• WHAT IS EXPECTED: The entries below are to be copied exactly, with nothing left out.

---- RECORD EXCERPTS

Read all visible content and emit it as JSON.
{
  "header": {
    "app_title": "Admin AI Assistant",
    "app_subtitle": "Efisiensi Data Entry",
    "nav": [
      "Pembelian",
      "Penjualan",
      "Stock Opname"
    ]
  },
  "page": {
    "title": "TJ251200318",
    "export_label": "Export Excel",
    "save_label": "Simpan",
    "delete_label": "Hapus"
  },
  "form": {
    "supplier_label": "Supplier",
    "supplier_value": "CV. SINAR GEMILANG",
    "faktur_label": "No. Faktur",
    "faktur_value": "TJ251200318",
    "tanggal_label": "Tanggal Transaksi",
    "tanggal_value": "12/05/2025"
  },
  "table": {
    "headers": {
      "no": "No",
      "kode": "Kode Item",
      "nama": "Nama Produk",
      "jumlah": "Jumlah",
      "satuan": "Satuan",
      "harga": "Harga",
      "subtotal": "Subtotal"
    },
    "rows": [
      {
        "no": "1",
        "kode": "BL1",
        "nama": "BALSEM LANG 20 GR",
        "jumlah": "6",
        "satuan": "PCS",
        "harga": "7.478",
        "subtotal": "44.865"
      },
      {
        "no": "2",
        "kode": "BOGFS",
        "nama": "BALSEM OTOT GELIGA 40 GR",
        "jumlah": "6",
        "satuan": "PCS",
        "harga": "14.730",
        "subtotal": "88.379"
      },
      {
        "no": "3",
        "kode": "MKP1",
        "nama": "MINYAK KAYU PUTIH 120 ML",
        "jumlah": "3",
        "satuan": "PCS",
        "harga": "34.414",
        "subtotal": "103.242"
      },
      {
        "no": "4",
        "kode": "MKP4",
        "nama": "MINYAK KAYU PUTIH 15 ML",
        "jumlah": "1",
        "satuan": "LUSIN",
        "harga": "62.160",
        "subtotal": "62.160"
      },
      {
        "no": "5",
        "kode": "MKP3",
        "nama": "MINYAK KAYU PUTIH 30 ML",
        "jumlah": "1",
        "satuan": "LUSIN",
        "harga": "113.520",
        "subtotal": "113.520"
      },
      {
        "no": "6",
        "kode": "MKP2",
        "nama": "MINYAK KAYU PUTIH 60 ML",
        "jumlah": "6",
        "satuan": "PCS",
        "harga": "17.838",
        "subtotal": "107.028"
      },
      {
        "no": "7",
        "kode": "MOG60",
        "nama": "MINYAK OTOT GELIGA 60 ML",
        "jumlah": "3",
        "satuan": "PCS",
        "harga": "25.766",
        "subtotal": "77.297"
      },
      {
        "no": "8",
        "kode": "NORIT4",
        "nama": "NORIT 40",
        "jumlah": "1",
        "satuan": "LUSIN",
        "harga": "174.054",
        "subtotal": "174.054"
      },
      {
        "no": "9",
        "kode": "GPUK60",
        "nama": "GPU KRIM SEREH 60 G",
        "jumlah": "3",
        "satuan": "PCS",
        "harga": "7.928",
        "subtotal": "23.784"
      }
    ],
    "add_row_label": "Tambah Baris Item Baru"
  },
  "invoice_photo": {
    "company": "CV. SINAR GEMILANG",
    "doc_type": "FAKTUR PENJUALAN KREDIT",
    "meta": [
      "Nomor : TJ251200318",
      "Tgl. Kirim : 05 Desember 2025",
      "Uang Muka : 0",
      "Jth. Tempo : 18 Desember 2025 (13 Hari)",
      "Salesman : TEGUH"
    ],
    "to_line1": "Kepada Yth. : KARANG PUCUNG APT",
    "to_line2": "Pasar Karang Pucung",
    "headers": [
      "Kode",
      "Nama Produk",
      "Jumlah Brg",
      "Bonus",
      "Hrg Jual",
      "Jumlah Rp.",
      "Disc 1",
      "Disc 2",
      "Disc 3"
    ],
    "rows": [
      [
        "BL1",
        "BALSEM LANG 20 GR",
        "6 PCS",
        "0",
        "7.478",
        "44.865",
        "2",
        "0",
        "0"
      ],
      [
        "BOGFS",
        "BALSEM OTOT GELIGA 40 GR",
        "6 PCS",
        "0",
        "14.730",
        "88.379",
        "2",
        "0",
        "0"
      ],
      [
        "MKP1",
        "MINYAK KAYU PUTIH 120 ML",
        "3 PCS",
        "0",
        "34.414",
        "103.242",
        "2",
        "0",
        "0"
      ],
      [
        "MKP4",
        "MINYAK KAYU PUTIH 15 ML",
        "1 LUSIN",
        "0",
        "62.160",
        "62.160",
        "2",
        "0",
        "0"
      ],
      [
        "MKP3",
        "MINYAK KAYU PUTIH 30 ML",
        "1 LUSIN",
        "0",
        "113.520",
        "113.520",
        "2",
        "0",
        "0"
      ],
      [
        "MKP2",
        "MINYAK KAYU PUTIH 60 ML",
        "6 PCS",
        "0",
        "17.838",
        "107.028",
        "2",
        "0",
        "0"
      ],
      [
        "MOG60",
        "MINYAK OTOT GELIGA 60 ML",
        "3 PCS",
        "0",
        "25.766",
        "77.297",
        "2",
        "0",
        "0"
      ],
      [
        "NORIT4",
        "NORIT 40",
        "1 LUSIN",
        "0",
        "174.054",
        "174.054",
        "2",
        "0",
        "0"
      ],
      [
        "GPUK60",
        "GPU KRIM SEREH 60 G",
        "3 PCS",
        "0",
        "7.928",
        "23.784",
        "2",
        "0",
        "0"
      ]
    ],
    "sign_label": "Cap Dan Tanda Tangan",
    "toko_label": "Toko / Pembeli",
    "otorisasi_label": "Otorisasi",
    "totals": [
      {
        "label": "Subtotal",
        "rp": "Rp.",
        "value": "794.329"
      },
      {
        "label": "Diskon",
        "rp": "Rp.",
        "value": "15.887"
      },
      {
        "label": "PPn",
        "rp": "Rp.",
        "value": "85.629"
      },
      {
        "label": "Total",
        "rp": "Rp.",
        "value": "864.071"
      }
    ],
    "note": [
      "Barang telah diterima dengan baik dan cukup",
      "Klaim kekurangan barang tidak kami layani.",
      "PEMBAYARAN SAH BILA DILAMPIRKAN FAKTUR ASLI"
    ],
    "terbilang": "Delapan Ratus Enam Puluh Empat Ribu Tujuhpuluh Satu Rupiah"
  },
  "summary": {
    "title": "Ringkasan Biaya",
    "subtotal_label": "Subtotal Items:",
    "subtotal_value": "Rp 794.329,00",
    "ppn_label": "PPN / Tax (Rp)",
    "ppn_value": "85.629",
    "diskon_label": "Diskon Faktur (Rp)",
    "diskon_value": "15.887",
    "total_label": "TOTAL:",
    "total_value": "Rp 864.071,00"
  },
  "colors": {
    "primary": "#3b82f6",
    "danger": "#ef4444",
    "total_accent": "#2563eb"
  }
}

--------

• FINISHED TASK:
Read all visible content and emit it as JSON.
{
  "header": {
    "app_title": "Admin AI Assistant",
    "app_subtitle": "Efisiensi Data Entry",
    "nav": [
      "Pembelian",
      "Penjualan",
      "Stock Opname"
    ]
  },
  "page": {
    "title": "TJ251200318",
    "export_label": "Export Excel",
    "save_label": "Simpan",
    "delete_label": "Hapus"
  },
  "form": {
    "supplier_label": "Supplier",
    "supplier_value": "CV. SINAR GEMILANG",
    "faktur_label": "No. Faktur",
    "faktur_value": "TJ251200318",
    "tanggal_label": "Tanggal Transaksi",
    "tanggal_value": "12/05/2025"
  },
  "table": {
    "headers": {
      "no": "No",
      "kode": "Kode Item",
      "nama": "Nama Produk",
      "jumlah": "Jumlah",
      "satuan": "Satuan",
      "harga": "Harga",
      "subtotal": "Subtotal"
    },
    "rows": [
      {
        "no": "1",
        "kode": "BL1",
        "nama": "BALSEM LANG 20 GR",
        "jumlah": "6",
        "satuan": "PCS",
        "harga": "7.478",
        "subtotal": "44.865"
      },
      {
        "no": "2",
        "kode": "BOGFS",
        "nama": "BALSEM OTOT GELIGA 40 GR",
        "jumlah": "6",
        "satuan": "PCS",
        "harga": "14.730",
        "subtotal": "88.379"
      },
      {
        "no": "3",
        "kode": "MKP1",
        "nama": "MINYAK KAYU PUTIH 120 ML",
        "jumlah": "3",
        "satuan": "PCS",
        "harga": "34.414",
        "subtotal": "103.242"
      },
      {
        "no": "4",
        "kode": "MKP4",
        "nama": "MINYAK KAYU PUTIH 15 ML",
        "jumlah": "1",
        "satuan": "LUSIN",
        "harga": "62.160",
        "subtotal": "62.160"
      },
      {
        "no": "5",
        "kode": "MKP3",
        "nama": "MINYAK KAYU PUTIH 30 ML",
        "jumlah": "1",
        "satuan": "LUSIN",
        "harga": "113.520",
        "subtotal": "113.520"
      },
      {
        "no": "6",
        "kode": "MKP2",
        "nama": "MINYAK KAYU PUTIH 60 ML",
        "jumlah": "6",
        "satuan": "PCS",
        "harga": "17.838",
        "subtotal": "107.028"
      },
      {
        "no": "7",
        "kode": "MOG60",
        "nama": "MINYAK OTOT GELIGA 60 ML",
        "jumlah": "3",
        "satuan": "PCS",
        "harga": "25.766",
        "subtotal": "77.297"
      },
      {
        "no": "8",
        "kode": "NORIT4",
        "nama": "NORIT 40",
        "jumlah": "1",
        "satuan": "LUSIN",
        "harga": "174.054",
        "subtotal": "174.054"
      },
      {
        "no": "9",
        "kode": "GPUK60",
        "nama": "GPU KRIM SEREH 60 G",
        "jumlah": "3",
        "satuan": "PCS",
        "harga": "7.928",
        "subtotal": "23.784"
      }
    ],
    "add_row_label": "Tambah Baris Item Baru"
  },
  "invoice_photo": {
    "company": "CV. SINAR GEMILANG",
    "doc_type": "FAKTUR PENJUALAN KREDIT",
    "meta": [
      "Nomor : TJ251200318",
      "Tgl. Kirim : 05 Desember 2025",
      "Uang Muka : 0",
      "Jth. Tempo : 18 Desember 2025 (13 Hari)",
      "Salesman : TEGUH"
    ],
    "to_line1": "Kepada Yth. : KARANG PUCUNG APT",
    "to_line2": "Pasar Karang Pucung",
    "headers": [
      "Kode",
      "Nama Produk",
      "Jumlah Brg",
      "Bonus",
      "Hrg Jual",
      "Jumlah Rp.",
      "Disc 1",
      "Disc 2",
      "Disc 3"
    ],
    "rows": [
      [
        "BL1",
        "BALSEM LANG 20 GR",
        "6 PCS",
        "0",
        "7.478",
        "44.865",
        "2",
        "0",
        "0"
      ],
      [
        "BOGFS",
        "BALSEM OTOT GELIGA 40 GR",
        "6 PCS",
        "0",
        "14.730",
        "88.379",
        "2",
        "0",
        "0"
      ],
      [
        "MKP1",
        "MINYAK KAYU PUTIH 120 ML",
        "3 PCS",
        "0",
        "34.414",
        "103.242",
        "2",
        "0",
        "0"
      ],
      [
        "MKP4",
        "MINYAK KAYU PUTIH 15 ML",
        "1 LUSIN",
        "0",
        "62.160",
        "62.160",
        "2",
        "0",
        "0"
      ],
      [
        "MKP3",
        "MINYAK KAYU PUTIH 30 ML",
        "1 LUSIN",
        "0",
        "113.520",
        "113.520",
        "2",
        "0",
        "0"
      ],
      [
        "MKP2",
        "MINYAK KAYU PUTIH 60 ML",
        "6 PCS",
        "0",
        "17.838",
        "107.028",
        "2",
        "0",
        "0"
      ],
      [
        "MOG60",
        "MINYAK OTOT GELIGA 60 ML",
        "3 PCS",
        "0",
        "25.766",
        "77.297",
        "2",
        "0",
        "0"
      ],
      [
        "NORIT4",
        "NORIT 40",
        "1 LUSIN",
        "0",
        "174.054",
        "174.054",
        "2",
        "0",
        "0"
      ],
      [
        "GPUK60",
        "GPU KRIM SEREH 60 G",
        "3 PCS",
        "0",
        "7.928",
        "23.784",
        "2",
        "0",
        "0"
      ]
    ],
    "sign_label": "Cap Dan Tanda Tangan",
    "toko_label": "Toko / Pembeli",
    "otorisasi_label": "Otorisasi",
    "totals": [
      {
        "label": "Subtotal",
        "rp": "Rp.",
        "value": "794.329"
      },
      {
        "label": "Diskon",
        "rp": "Rp.",
        "value": "15.887"
      },
      {
        "label": "PPn",
        "rp": "Rp.",
        "value": "85.629"
      },
      {
        "label": "Total",
        "rp": "Rp.",
        "value": "864.071"
      }
    ],
    "note": [
      "Barang telah diterima dengan baik dan cukup",
      "Klaim kekurangan barang tidak kami layani.",
      "PEMBAYARAN SAH BILA DILAMPIRKAN FAKTUR ASLI"
    ],
    "terbilang": "Delapan Ratus Enam Puluh Empat Ribu Tujuhpuluh Satu Rupiah"
  },
  "summary": {
    "title": "Ringkasan Biaya",
    "subtotal_label": "Subtotal Items:",
    "subtotal_value": "Rp 794.329,00",
    "ppn_label": "PPN / Tax (Rp)",
    "ppn_value": "85.629",
    "diskon_label": "Diskon Faktur (Rp)",
    "diskon_value": "15.887",
    "total_label": "TOTAL:",
    "total_value": "Rp 864.071,00"
  },
  "colors": {
    "primary": "#3b82f6",
    "danger": "#ef4444",
    "total_accent": "#2563eb"
  }
}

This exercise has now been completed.